“Our mission in Afghanistan was never to build a democracy, but to prevent terrorist attacks on American soil,” declared US President Joe Biden on August 16, amid the chaos generated by the US exit from Afghanistan. He was publicly challenged by the architect of that war, George W. Bush, calling the withdrawal “a mistake.”
The opposition of both positions shows to what extent the masks of the defense of democracy and human rights that were covered by the interference of the great powers have fallen in recent years.
“We will export democracy”
Author Christine Sylvester discusses in her book Masquerades of War the way in which wars put on masks that serve, among other things, to legitimize violence that would not otherwise be acceptable. It thus refers to the layers of discourse with which the elites that promote wars cover the reality of the horror that they suppose for those who suffer them. The invasion of Afghanistan in 2001, after the attacks of September 11, exemplified the process of building that war masquerade.
I lived through this process closely between 2001 and 2003, when I was teaching Spanish at the University of Kansas, a small progressive oasis in a conservative context. The attack against the Twin Towers, which plunged the country into a state of shock, was immediately followed by a state of alert speech that closed ranks around the president and which, through a strong propaganda campaign, spread to the media of communication, universities and centers of all the country.

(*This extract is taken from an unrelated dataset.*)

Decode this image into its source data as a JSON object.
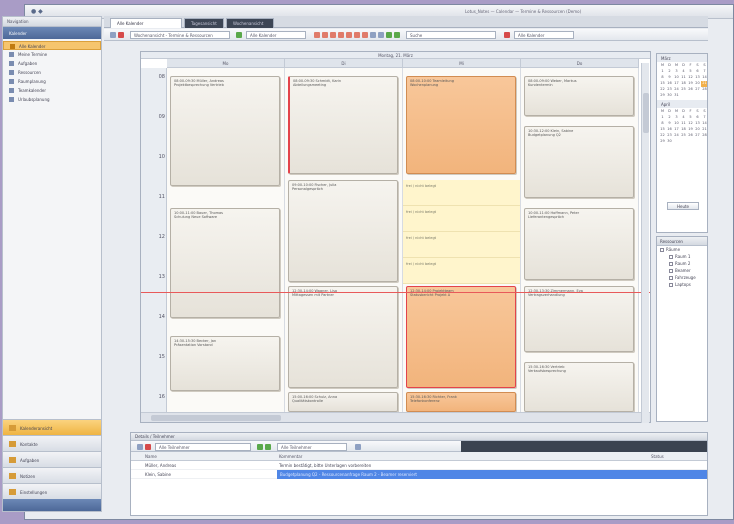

The faculty received emails from the dean inviting us to publicly support the US troops, and those who dared to launch messages, more or less timid, against the war, suffered layoffs or boycotts. All that military operation, which was considered essential for self-defense in the face of an unprecedented attack, was covered with a discourse of construction and expansion of democracy.
A vision of the world in two axes was reinforced in which the United States fought nothing less than to safeguard “the good” in capital letters, not only for its own citizens but for the rest of the world, in need of a good policeman who would impart justice against the forces of evil.
“We don’t owe you anything”
Twenty years later, Biden’s speech unceremoniously renounces that democratizing claim, that idea of democracy or the good in capital letters, and puts the sole accent on the American desire to fight a war that does not bring him anything. He emphasizes that he owes nothing to the Afghans, who “have not known how to use the freedom we have given them,” in a sincere and ruthless speech.
It leaves millions of people to their fate, including women, who have been a take-and-put argument in the companies of the great powers and who to leave at the mercy of the Taliban power means condemning them to death. most absolute submission or to death. The duty to protect or the responsibility towards the suffering generated by your country in the longest war in its history no longer occupies the margins of the discourse.
Afghanistan is not an isolated case, but rather exemplifies a growing drift in the geopolitics deployed in the Middle East region, which has become a great barometer of impunity in which the fate of civilians does not occupy even discursive considerations for the powers. occupants.
Neither for the international ones, with Russia playing an increasing leadership with its scorched earth policies, nor for the regional ones (Iran and Saudi Arabia, but also Israel or Turkey), nor for the dictatorships themselves that subject their populations openly and without the need to comply with minimum human rights guidelines, not even in the face of the gallery (Assad in Syria or Sisi in Egypt).
The fall of the masks that were dressed in search of liberation and the interference, occupations and alliances with which the US and other powers seek to advance their interests is seen with more clarity if possible if we look at Israel and Palestine. The layer of discourse seeking a just solution, which clashed with the fait accompli in support of the occupation on the ground, has given way in recent years to measures much more representative of true American intentions, as demonstrated by the unilateral declaration of Jerusalem as the capital of Israel.
The trend is palpable also on the part of the European powers, in a context of border closures, increased impunity and weakening of the mechanisms for the protection of the most vulnerable people. This is demonstrated by the decision of the Danish Government to withdraw the residence permit of refugees from Syria, returning them to a country where dissidents murdered “on an industrial scale“and in which they face almost certain death.
The measure supposes a change in the conceptions of “security” and “stability” linked to a abandonment of responsibility of a country that in 1951 was the first to sign the United Nations Convention relating to the Status of Refugees, which establishes the rights of refugees and the obligations of states to protect them.
Faced with the previous democratizing claim, and also facing the “we owe you nothing” to which the great powers tend today, it is urgent, as Sylvester emphasizes, to promote approaches to wars focused on understanding and attending to their effects on their protagonists. It is urgent to hear the requests of those who live and suffer them in the first person, of those who resist giving us great examples of courage and humanity, such as the Afghan women who today yell at us that they are still there.